***** Stored data *****
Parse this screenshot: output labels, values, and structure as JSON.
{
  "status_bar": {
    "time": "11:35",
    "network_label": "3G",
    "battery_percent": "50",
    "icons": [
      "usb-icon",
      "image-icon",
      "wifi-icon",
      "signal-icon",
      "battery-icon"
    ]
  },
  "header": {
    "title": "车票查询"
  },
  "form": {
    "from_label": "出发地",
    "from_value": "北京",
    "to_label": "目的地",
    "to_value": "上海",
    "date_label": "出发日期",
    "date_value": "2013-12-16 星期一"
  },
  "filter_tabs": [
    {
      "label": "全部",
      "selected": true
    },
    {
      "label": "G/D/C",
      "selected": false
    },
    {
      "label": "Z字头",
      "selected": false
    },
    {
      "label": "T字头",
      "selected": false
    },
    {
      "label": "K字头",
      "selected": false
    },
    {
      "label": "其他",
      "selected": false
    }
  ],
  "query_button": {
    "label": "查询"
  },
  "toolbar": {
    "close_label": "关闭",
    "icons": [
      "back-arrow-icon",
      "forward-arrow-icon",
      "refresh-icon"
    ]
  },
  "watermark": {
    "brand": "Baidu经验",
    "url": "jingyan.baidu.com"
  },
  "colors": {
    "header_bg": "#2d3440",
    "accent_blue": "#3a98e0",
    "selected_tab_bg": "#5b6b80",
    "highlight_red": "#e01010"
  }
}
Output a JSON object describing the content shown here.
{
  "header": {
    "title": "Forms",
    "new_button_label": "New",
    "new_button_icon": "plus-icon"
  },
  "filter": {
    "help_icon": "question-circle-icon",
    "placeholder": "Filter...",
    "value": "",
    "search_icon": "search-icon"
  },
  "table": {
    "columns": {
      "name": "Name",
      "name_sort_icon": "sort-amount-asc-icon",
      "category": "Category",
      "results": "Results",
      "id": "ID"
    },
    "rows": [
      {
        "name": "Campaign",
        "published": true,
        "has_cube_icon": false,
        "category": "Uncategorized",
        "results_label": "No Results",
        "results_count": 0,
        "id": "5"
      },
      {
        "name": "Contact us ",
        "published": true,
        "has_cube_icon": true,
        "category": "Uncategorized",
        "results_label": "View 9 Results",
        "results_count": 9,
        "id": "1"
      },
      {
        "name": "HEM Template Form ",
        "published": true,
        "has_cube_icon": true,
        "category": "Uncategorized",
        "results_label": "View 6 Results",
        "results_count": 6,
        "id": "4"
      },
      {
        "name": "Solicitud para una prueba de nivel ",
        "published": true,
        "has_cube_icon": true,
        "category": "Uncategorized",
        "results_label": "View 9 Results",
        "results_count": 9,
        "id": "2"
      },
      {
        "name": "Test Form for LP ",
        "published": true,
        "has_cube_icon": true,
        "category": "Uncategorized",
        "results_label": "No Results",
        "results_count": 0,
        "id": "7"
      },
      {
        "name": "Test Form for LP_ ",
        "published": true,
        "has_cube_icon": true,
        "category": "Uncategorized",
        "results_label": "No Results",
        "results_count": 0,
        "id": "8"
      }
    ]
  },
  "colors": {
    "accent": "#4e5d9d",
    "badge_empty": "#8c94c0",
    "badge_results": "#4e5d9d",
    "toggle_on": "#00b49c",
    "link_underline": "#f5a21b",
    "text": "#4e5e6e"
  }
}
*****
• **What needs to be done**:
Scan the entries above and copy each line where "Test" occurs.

• **Task output**:
        "name": "Test Form for LP ",
        "name": "Test Form for LP_ ",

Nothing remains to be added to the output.